### Instructions for the task
The answer is the complete listing below, written out again exactly.
○ ○ ○ ○ ○ ○ ○
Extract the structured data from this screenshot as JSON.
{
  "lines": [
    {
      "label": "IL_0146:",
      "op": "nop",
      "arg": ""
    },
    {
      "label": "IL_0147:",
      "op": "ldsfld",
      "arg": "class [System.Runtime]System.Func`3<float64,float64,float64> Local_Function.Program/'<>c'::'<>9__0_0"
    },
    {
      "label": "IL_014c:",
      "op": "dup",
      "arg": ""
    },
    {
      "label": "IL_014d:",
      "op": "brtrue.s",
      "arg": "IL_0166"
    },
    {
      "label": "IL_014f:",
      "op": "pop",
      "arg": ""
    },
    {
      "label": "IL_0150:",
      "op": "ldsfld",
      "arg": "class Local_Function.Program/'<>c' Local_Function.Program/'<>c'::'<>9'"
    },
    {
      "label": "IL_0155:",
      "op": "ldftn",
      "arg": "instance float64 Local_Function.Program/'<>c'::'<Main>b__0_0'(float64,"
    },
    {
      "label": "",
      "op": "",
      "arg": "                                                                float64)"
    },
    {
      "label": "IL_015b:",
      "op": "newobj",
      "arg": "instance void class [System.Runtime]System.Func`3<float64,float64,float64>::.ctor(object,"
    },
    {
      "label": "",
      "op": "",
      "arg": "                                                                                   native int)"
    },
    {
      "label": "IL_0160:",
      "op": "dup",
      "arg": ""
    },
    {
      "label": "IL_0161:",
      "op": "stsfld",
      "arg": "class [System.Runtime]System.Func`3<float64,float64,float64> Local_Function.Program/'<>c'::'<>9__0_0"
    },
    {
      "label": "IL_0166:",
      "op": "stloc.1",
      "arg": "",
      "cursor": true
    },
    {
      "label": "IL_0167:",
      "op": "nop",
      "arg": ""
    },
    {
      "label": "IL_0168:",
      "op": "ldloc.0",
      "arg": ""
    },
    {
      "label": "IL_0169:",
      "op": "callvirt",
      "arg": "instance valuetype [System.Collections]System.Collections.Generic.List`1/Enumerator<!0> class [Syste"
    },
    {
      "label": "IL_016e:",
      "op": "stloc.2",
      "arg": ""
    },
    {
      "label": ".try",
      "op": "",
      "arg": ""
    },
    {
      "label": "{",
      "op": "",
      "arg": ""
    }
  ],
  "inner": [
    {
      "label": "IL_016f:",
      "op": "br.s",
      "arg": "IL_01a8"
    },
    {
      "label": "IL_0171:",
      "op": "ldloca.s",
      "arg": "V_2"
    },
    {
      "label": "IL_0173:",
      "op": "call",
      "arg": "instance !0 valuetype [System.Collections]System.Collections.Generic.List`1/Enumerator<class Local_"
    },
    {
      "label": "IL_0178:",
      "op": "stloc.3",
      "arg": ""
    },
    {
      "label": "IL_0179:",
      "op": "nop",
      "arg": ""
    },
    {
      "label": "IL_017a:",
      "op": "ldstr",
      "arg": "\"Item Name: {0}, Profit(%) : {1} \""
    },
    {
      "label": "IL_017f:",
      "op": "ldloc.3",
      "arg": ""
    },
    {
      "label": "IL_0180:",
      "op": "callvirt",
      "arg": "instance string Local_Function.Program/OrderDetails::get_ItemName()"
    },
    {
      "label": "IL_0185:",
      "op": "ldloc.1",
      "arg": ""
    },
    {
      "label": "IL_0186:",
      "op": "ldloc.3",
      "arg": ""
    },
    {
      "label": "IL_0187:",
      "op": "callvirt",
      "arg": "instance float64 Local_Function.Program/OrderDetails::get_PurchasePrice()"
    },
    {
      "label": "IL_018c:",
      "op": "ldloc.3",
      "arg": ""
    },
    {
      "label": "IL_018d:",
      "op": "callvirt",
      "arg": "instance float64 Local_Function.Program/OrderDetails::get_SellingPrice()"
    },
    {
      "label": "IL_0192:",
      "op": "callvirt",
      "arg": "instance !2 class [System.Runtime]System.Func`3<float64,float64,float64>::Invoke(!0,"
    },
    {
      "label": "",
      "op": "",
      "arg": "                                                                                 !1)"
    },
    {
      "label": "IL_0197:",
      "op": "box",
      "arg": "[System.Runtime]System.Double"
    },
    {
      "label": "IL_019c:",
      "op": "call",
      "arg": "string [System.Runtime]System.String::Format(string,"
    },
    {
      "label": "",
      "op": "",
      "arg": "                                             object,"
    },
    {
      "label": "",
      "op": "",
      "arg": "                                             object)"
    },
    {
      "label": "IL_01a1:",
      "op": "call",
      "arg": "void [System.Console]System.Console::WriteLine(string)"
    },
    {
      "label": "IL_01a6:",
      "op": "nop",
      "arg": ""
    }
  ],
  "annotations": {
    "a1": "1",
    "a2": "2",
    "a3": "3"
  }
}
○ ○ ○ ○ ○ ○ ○
### Reply
Extract the structured data from this screenshot as JSON.
{
  "lines": [
    {
      "label": "IL_0146:",
      "op": "nop",
      "arg": ""
    },
    {
      "label": "IL_0147:",
      "op": "ldsfld",
      "arg": "class [System.Runtime]System.Func`3<float64,float64,float64> Local_Function.Program/'<>c'::'<>9__0_0"
    },
    {
      "label": "IL_014c:",
      "op": "dup",
      "arg": ""
    },
    {
      "label": "IL_014d:",
      "op": "brtrue.s",
      "arg": "IL_0166"
    },
    {
      "label": "IL_014f:",
      "op": "pop",
      "arg": ""
    },
    {
      "label": "IL_0150:",
      "op": "ldsfld",
      "arg": "class Local_Function.Program/'<>c' Local_Function.Program/'<>c'::'<>9'"
    },
    {
      "label": "IL_0155:",
      "op": "ldftn",
      "arg": "instance float64 Local_Function.Program/'<>c'::'<Main>b__0_0'(float64,"
    },
    {
      "label": "",
      "op": "",
      "arg": "                                                                float64)"
    },
    {
      "label": "IL_015b:",
      "op": "newobj",
      "arg": "instance void class [System.Runtime]System.Func`3<float64,float64,float64>::.ctor(object,"
    },
    {
      "label": "",
      "op": "",
      "arg": "                                                                                   native int)"
    },
    {
      "label": "IL_0160:",
      "op": "dup",
      "arg": ""
    },
    {
      "label": "IL_0161:",
      "op": "stsfld",
      "arg": "class [System.Runtime]System.Func`3<float64,float64,float64> Local_Function.Program/'<>c'::'<>9__0_0"
    },
    {
      "label": "IL_0166:",
      "op": "stloc.1",
      "arg": "",
      "cursor": true
    },
    {
      "label": "IL_0167:",
      "op": "nop",
      "arg": ""
    },
    {
      "label": "IL_0168:",
      "op": "ldloc.0",
      "arg": ""
    },
    {
      "label": "IL_0169:",
      "op": "callvirt",
      "arg": "instance valuetype [System.Collections]System.Collections.Generic.List`1/Enumerator<!0> class [Syste"
    },
    {
      "label": "IL_016e:",
      "op": "stloc.2",
      "arg": ""
    },
    {
      "label": ".try",
      "op": "",
      "arg": ""
    },
    {
      "label": "{",
      "op": "",
      "arg": ""
    }
  ],
  "inner": [
    {
      "label": "IL_016f:",
      "op": "br.s",
      "arg": "IL_01a8"
    },
    {
      "label": "IL_0171:",
      "op": "ldloca.s",
      "arg": "V_2"
    },
    {
      "label": "IL_0173:",
      "op": "call",
      "arg": "instance !0 valuetype [System.Collections]System.Collections.Generic.List`1/Enumerator<class Local_"
    },
    {
      "label": "IL_0178:",
      "op": "stloc.3",
      "arg": ""
    },
    {
      "label": "IL_0179:",
      "op": "nop",
      "arg": ""
    },
    {
      "label": "IL_017a:",
      "op": "ldstr",
      "arg": "\"Item Name: {0}, Profit(%) : {1} \""
    },
    {
      "label": "IL_017f:",
      "op": "ldloc.3",
      "arg": ""
    },
    {
      "label": "IL_0180:",
      "op": "callvirt",
      "arg": "instance string Local_Function.Program/OrderDetails::get_ItemName()"
    },
    {
      "label": "IL_0185:",
      "op": "ldloc.1",
      "arg": ""
    },
    {
      "label": "IL_0186:",
      "op": "ldloc.3",
      "arg": ""
    },
    {
      "label": "IL_0187:",
      "op": "callvirt",
      "arg": "instance float64 Local_Function.Program/OrderDetails::get_PurchasePrice()"
    },
    {
      "label": "IL_018c:",
      "op": "ldloc.3",
      "arg": ""
    },
    {
      "label": "IL_018d:",
      "op": "callvirt",
      "arg": "instance float64 Local_Function.Program/OrderDetails::get_SellingPrice()"
    },
    {
      "label": "IL_0192:",
      "op": "callvirt",
      "arg": "instance !2 class [System.Runtime]System.Func`3<float64,float64,float64>::Invoke(!0,"
    },
    {
      "label": "",
      "op": "",
      "arg": "                                                                                 !1)"
    },
    {
      "label": "IL_0197:",
      "op": "box",
      "arg": "[System.Runtime]System.Double"
    },
    {
      "label": "IL_019c:",
      "op": "call",
      "arg": "string [System.Runtime]System.String::Format(string,"
    },
    {
      "label": "",
      "op": "",
      "arg": "                                             object,"
    },
    {
      "label": "",
      "op": "",
      "arg": "                                             object)"
    },
    {
      "label": "IL_01a1:",
      "op": "call",
      "arg": "void [System.Console]System.Console::WriteLine(string)"
    },
    {
      "label": "IL_01a6:",
      "op": "nop",
      "arg": ""
    }
  ],
  "annotations": {
    "a1": "1",
    "a2": "2",
    "a3": "3"
  }
}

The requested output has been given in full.